Zankou’s garlic sauce is what makes their dishes shine.
- Mina H.
- Los Angeles, CA:
The Tabouleh is one of the best ones I’ve had for a fraction of the price that some restaurants charge.
- Rafael P.
- Pearland, TX:
The Tri Tip Shawarma Pita wrap is truly divine.
- K G.
- Carle Place, NY:
This is the greatest chicken I have tasted in long time…simply the best!!!
- Charles D.
- Santa Monica, CA
I don’t normally get cravings. When I do, I get zankou chicken.
- Lisa R.
- Ventura, CA:
The chicken is beyond compare.
- Raphael C.
- Harbor City, CA:
The Garlic Sauce is so good that I sometimes skip the chicken and take this stuff intravenously.
- Beau R.
- Tulsa, OK:
Tri-tip Shawerma Plate- The pile of seasoned beef sent my Salivary glands into overdrive. The smell was equally sensational.
- Kimberly H.
- Los Angeles, CA:
If you REALLY want a treat, the Tri-Tip Plate is heaven.
- “Quality,” Restaurant and Institutions, by Jaqueline Dulen, February 15, 1999.
- Restaurant and Institutions.
- Washington Post.
- Menu Masters.
- National Chicken Council.
- Artichoke to Za/atar, by Greg Malouf and Lucy Malouf, University of California Press, 2008.
- Armenian Food: Fact, Fiction & Folklore, by Irina Petrosian and David Underwood, Yekir Publishing, Bloombington, Indiana, 2006.

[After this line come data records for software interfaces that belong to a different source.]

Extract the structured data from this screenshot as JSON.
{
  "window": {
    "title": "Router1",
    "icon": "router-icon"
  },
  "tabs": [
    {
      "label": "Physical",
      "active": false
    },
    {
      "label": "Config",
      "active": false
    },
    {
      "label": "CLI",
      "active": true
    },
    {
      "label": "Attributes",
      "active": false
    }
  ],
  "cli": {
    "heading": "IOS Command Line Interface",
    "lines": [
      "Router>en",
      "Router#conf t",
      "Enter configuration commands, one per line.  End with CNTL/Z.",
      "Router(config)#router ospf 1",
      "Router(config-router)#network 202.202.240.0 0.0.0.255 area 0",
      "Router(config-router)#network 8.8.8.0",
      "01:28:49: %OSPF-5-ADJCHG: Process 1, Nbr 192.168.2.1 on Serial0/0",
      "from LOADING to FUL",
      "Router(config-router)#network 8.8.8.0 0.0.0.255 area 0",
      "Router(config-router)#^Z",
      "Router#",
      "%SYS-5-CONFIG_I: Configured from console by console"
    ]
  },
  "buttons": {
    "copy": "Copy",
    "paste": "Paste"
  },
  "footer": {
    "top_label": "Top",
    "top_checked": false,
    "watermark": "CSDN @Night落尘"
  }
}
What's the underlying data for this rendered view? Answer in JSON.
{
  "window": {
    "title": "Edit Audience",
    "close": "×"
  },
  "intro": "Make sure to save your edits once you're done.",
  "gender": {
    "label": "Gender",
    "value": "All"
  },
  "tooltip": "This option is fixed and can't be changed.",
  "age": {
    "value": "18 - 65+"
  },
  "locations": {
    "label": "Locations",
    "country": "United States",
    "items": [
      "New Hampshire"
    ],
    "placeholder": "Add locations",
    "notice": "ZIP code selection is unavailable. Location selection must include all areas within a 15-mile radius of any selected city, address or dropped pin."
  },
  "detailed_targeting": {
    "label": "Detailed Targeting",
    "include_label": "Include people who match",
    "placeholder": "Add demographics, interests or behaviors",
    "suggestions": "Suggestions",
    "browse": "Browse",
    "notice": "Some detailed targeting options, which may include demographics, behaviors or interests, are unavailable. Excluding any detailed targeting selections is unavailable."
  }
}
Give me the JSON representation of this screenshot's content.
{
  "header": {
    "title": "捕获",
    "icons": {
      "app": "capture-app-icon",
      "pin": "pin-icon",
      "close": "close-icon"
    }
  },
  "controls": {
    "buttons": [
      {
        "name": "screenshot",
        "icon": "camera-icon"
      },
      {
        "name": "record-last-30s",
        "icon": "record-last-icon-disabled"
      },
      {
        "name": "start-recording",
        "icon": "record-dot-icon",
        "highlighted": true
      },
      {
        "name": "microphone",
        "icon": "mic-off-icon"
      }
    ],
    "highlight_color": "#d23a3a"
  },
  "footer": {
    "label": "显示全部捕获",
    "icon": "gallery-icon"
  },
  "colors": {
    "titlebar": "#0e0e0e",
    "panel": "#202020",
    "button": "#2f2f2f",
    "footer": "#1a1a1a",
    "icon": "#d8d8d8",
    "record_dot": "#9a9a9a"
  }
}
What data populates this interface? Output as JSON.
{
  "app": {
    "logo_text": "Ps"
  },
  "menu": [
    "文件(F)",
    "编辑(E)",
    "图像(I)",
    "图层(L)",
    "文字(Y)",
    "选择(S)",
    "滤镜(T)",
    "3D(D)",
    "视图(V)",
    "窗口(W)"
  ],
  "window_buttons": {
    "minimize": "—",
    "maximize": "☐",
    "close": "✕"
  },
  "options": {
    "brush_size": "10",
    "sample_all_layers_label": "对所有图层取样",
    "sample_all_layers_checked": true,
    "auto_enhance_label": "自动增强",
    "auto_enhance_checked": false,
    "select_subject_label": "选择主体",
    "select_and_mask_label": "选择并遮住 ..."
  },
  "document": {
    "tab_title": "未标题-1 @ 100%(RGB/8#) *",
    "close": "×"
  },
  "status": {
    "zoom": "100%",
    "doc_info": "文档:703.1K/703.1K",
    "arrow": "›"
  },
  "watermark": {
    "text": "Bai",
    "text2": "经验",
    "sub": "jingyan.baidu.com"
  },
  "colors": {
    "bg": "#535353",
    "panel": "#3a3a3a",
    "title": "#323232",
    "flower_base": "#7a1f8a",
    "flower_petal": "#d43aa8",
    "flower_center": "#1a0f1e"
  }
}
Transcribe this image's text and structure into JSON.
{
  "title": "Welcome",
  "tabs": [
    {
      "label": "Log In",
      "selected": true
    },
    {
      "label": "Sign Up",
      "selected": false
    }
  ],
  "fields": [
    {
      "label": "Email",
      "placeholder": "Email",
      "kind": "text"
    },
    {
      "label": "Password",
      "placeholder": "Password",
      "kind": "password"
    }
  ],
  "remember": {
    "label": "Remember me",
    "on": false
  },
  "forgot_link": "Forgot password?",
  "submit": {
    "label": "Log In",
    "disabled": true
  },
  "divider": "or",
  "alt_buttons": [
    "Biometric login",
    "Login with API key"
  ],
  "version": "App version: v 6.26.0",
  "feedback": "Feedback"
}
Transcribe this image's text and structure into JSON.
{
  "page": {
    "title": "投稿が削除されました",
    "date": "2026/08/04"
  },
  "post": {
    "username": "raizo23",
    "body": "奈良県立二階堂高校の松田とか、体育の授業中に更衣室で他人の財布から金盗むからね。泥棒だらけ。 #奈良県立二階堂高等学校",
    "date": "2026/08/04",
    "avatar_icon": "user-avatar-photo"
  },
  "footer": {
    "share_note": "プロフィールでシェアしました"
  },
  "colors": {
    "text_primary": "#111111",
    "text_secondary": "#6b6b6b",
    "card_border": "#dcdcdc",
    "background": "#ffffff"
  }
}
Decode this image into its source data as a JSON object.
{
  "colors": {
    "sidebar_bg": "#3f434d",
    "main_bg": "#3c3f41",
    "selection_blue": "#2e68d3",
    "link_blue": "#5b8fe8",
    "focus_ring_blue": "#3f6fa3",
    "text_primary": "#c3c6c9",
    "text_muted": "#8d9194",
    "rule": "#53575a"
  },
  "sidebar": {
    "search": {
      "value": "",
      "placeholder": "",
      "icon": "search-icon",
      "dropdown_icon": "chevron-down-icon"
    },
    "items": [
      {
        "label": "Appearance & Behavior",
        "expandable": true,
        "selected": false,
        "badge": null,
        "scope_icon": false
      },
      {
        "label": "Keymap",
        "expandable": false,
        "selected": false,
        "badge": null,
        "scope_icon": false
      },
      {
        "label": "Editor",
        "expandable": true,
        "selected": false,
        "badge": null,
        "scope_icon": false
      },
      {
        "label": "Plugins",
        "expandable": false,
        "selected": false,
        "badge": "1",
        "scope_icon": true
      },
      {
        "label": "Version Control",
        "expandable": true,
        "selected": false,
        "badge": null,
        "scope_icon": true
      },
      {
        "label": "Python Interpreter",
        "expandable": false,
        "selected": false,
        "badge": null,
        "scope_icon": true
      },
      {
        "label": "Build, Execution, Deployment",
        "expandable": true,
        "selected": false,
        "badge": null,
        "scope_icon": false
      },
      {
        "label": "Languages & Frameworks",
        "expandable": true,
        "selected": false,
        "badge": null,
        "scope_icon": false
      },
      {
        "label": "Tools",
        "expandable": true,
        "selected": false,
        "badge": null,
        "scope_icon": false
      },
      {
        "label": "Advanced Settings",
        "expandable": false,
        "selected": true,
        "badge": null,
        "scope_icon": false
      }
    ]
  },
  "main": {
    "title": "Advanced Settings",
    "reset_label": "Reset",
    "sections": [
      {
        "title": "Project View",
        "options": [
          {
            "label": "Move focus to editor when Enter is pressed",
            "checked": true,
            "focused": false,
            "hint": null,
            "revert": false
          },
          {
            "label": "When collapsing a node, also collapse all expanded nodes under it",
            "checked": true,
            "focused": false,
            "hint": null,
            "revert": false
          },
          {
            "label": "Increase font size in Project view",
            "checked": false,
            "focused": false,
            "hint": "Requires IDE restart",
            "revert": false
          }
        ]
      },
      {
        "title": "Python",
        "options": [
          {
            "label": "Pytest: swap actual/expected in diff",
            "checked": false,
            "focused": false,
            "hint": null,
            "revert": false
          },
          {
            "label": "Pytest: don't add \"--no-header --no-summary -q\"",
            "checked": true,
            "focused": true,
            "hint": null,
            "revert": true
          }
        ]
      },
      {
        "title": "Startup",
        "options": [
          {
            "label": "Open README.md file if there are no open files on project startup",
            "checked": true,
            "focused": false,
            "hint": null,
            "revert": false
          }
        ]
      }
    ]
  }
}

- The Land of Milk and Honey, by Norton Locke, Ashley Publishing, Florida, 1992.